(DCMS, 2010; p.12)
In conclusion the impact that disability sport can have upon the self-confidence and self image of people with disabilities and upon the perceptions of those within non-disabled society regarding people with disabilities appear to indicate a potentially strong role in over-coming or combating the different forms of violence outlined in my last post. These different forms of violence highlighted in the adaptation of Galtung’s Triangle of Violence and rooted in the medical model of disability can have a hugely negative impact upon the lives of people with disabilities. There is a growing body of evidence of the potential for sport to transform these conflicts into positive experiences for both disabled and non-disabled individuals alike.
Berger, R.J., 2008, Disability and the Dedicated Wheelchair Athlete: Beyond the “Supercrip” Critique, Journal of Contemporary Ethnography, Vol. 37 (6); p. 647 – 678.
Brittain, I., 2009, The Paralympic Games Explained, Rouledge, UK

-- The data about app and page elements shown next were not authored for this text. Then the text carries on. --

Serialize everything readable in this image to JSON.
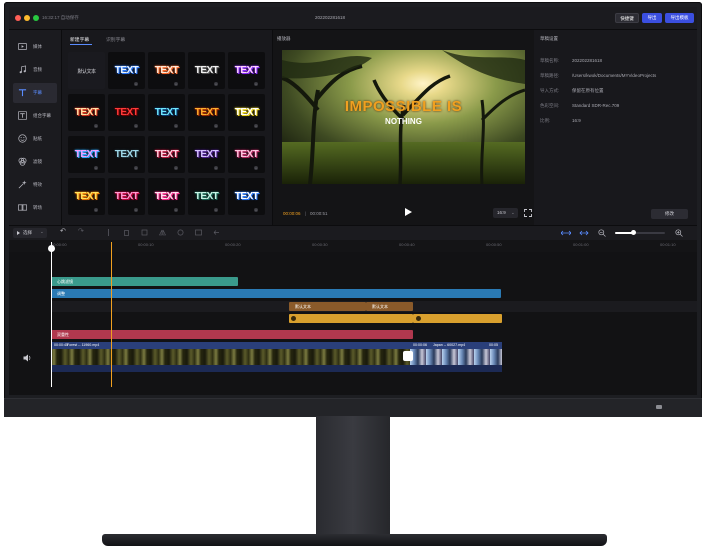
{
  "titlebar": {
    "app_name": "16:32:17 自动保存",
    "project_title": "202202281618",
    "buttons": {
      "shortcut": "快捷键",
      "export": "导出",
      "export_template": "导出模板"
    }
  },
  "sidebar": {
    "items": [
      {
        "label": "媒体",
        "icon": "media-icon",
        "active": false
      },
      {
        "label": "音频",
        "icon": "music-note-icon",
        "active": false
      },
      {
        "label": "字幕",
        "icon": "text-icon",
        "active": true
      },
      {
        "label": "组合字幕",
        "icon": "combo-text-icon",
        "active": false
      },
      {
        "label": "贴纸",
        "icon": "sticker-icon",
        "active": false
      },
      {
        "label": "滤镜",
        "icon": "filter-icon",
        "active": false
      },
      {
        "label": "特效",
        "icon": "effect-icon",
        "active": false
      },
      {
        "label": "转场",
        "icon": "transition-icon",
        "active": false
      }
    ]
  },
  "templates": {
    "tabs": [
      "新建字幕",
      "识别字幕"
    ],
    "default_tile": "默认文本",
    "tiles": [
      {
        "text": "TEXT",
        "color": "#e9f4ff",
        "stroke": "#2b7bff"
      },
      {
        "text": "TEXT",
        "color": "#ffe9d6",
        "stroke": "#ff6a2b"
      },
      {
        "text": "TEXT",
        "color": "#f1f1f1",
        "stroke": "#555555"
      },
      {
        "text": "TEXT",
        "color": "#ffd4ff",
        "stroke": "#8a2bff"
      },
      {
        "text": "TEXT",
        "color": "#ffe3a8",
        "stroke": "#d8321c"
      },
      {
        "text": "TEXT",
        "color": "#ff3a3a",
        "stroke": "#6a0000"
      },
      {
        "text": "TEXT",
        "color": "#6fe8ff",
        "stroke": "#0a3b72"
      },
      {
        "text": "TEXT",
        "color": "#ffb02e",
        "stroke": "#a02a00"
      },
      {
        "text": "TEXT",
        "color": "#ffffff",
        "stroke": "#f2d91b"
      },
      {
        "text": "TEXT",
        "color": "#f3a0ff",
        "stroke": "#2aa8ff"
      },
      {
        "text": "TEXT",
        "color": "#9fd8e8",
        "stroke": "#20323a"
      },
      {
        "text": "TEXT",
        "color": "#ffd2e0",
        "stroke": "#b8143c"
      },
      {
        "text": "TEXT",
        "color": "#d6c3ff",
        "stroke": "#4a1d8c"
      },
      {
        "text": "TEXT",
        "color": "#ffc6e0",
        "stroke": "#b0245c"
      },
      {
        "text": "TEXT",
        "color": "#ffe45e",
        "stroke": "#f07800"
      },
      {
        "text": "TEXT",
        "color": "#ff9ad0",
        "stroke": "#c4003c"
      },
      {
        "text": "TEXT",
        "color": "#ffe0f0",
        "stroke": "#ff2a8c"
      },
      {
        "text": "TEXT",
        "color": "#c8f5e6",
        "stroke": "#1b6a58"
      },
      {
        "text": "TEXT",
        "color": "#ffffff",
        "stroke": "#2a7bff"
      }
    ]
  },
  "player": {
    "header": "播放器",
    "overlay_title": "IMPOSSIBLE IS",
    "overlay_subtitle": "NOTHING",
    "current_time": "00:00:06",
    "total_time": "00:00:51",
    "aspect_ratio": "16:9",
    "accent": "#f0a020"
  },
  "properties": {
    "header": "草稿设置",
    "rows": [
      {
        "key": "草稿名称:",
        "value": "202202281618"
      },
      {
        "key": "草稿路径:",
        "value": "/Users/kwok/Documents/MYVideoProjects"
      },
      {
        "key": "导入方式:",
        "value": "保留在原有位置"
      },
      {
        "key": "色彩空间:",
        "value": "Standard SDR-Rec.709"
      },
      {
        "key": "比例:",
        "value": "16:9"
      }
    ],
    "edit_button": "修改"
  },
  "timeline": {
    "select_tool": "选择",
    "ruler": [
      "00:00:00",
      "00:00:10",
      "00:00:20",
      "00:00:30",
      "00:00:40",
      "00:00:50",
      "00:01:00",
      "00:01:10"
    ],
    "tracks": {
      "clip_a": "心跳滤镜",
      "clip_b": "调整",
      "text_1": "默认文本",
      "text_2": "默认文本",
      "sticker_clip": "双重性",
      "video_1_time": "00:00:45",
      "video_1_name": "Forest -- 11960.mp4",
      "video_2_time": "00:00:06",
      "video_2_name": "Japan -- 60027.mp4",
      "video_3_time": "00:05"
    },
    "colors": {
      "teal": "#3a9a8c",
      "blue": "#2a7ab5",
      "orange": "#c87a2a",
      "yellow": "#d9a02e",
      "red": "#b0384e",
      "video_bar": "#2a3f7a"
    }
  }
}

DCMS, 2010, London 2012: a legacy for disabled people, DCMS, London.
Devine, M.A., Inclusive Leisure Services and Research: A Consideration of the Use of Social Construction Theory in Journal of Leisurability, Spring 1997,Vol. 24(2), p. 3 – 11.
Dummer, G.M., 1998, Media Coverage of Disability Sport, Palaestra, Vol. 14 (4); p. 56.

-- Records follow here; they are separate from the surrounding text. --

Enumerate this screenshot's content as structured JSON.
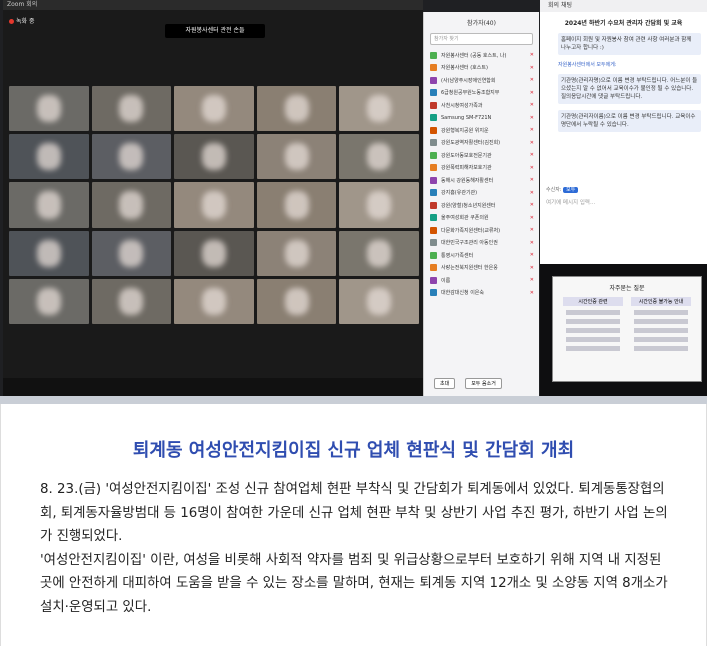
{
  "photo": {
    "zoom_title": "Zoom 회의",
    "rec_label": "녹화 중",
    "banner": "자원봉사센터 관전 손들",
    "participants_title": "참가자(40)",
    "search_placeholder": "참가자 찾기",
    "participants": [
      "자원봉사센터 (공동 호스트, 나)",
      "자원봉사센터 (호스트)",
      "(사)남양주시장애인연합회",
      "6급청원공무원노동조합지부",
      "사천시청여성가족과",
      "Samsung SM-F721N",
      "강원형복지공원 위지운",
      "강원도광역자활센터(김진희)",
      "강원도아동보호전문기관",
      "강원폭력피해자보호기관",
      "동해시 강원동해자활센터",
      "강지흠(유관기관)",
      "강원(양철)청소년지원센터",
      "울주여성회관 쿠폰의원",
      "다문화가족지원센터(교류처)",
      "대한민국구조관리 아동인권",
      "통영시가족센터",
      "사랑는전북지원센터 한은웅",
      "이름",
      "대한감대신청 이은숙"
    ],
    "btn_invite": "초대",
    "btn_mute": "모두 음소거",
    "chat_title": "회의 채팅",
    "chat_head": "2024년 하반기 수요처 관리자 간담회 및 교육",
    "chat_messages": [
      "홈페이지 회원 및 자원봉사 참여 관련 사항 여러분과 함께 나누고자 합니다 :)",
      "기관명(관리자명)으로 이름 변경 부탁드립니다.",
      "어느분이 들으셨는지 알 수 없어서 교육이수가 불인정 될 수 있습니다.",
      "질의응답시간에 댓글 부탁드립니다.",
      "기관명(관리자이름)으로 이름 변경 부탁드립니다.",
      "교육이수명단에서 누락될 수 있습니다."
    ],
    "chat_sender": "자원봉사센터에서 모두에게:",
    "chat_to_label": "수신자:",
    "chat_to_value": "모두",
    "chat_input_placeholder": "여기에 메시지 입력...",
    "slide_title": "자주묻는 질문",
    "slide_col1": "시간인증 관련",
    "slide_col2": "시간인증 불가능 안내"
  },
  "article": {
    "title": "퇴계동 여성안전지킴이집 신규 업체 현판식 및 간담회 개최",
    "paragraph1": "8. 23.(금) '여성안전지킴이집' 조성 신규 참여업체 현판 부착식 및 간담회가 퇴계동에서 있었다. 퇴계동통장협의회, 퇴계동자율방범대 등 16명이 참여한 가운데 신규 업체 현판 부착 및 상반기 사업 추진 평가, 하반기 사업 논의가 진행되었다.",
    "paragraph2": "'여성안전지킴이집' 이란, 여성을 비롯해 사회적 약자를 범죄 및 위급상황으로부터 보호하기 위해 지역 내 지정된 곳에 안전하게 대피하여 도움을 받을 수 있는 장소를 말하며, 현재는 퇴계동 지역 12개소 및 소양동 지역 8개소가 설치·운영되고 있다."
  },
  "colors": {
    "title_blue": "#2f4db0",
    "body_text": "#222222"
  }
}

Hardin, M.M. & Hardin, B., 2004, The “Supercrip” in Sport Media: WQheelchair athletes discuss hegemony’s disabled hero. Sociology of Sport online Vol. 7(1), http://physed.otago.ac.nz/sosol/v7i1/v7i1.html.
Hargreaves, J., 2000, Heroines of Sport: The Politics of Difference and Identity, Routledge, London.
Huang, C. J. & Brittain. I., 2006, Negotiating identities through disability sport: From negative label to positive self-identification, Sociology of Sport Journal, Vol. 23(4), p. 352-375.
Mastro, J.V., Hall, M.M., & Canabal, M.Y., 1988, Cultural and Attitudinal Similarities – Females and Disabled Individuals in Sports and Athletics, in JOPERD, Nov/ Dec 1988, Vol. 59(9), p.80-83.
Seymour, W., 1989, Body Alterations, Unwin Hyman, London.
Sporner, M.L., Fitzgerald, S.G., Dicianno, B.E., Collins, D., Teodorski, E., Pasquina, P.F. & Cooper, R.A., 2009, Psychosocial impact of participation in the National Veterans Games and Winter Sports Clinic, Disability and Rehabilitation, Vol. 31(5); p. 410 – 418.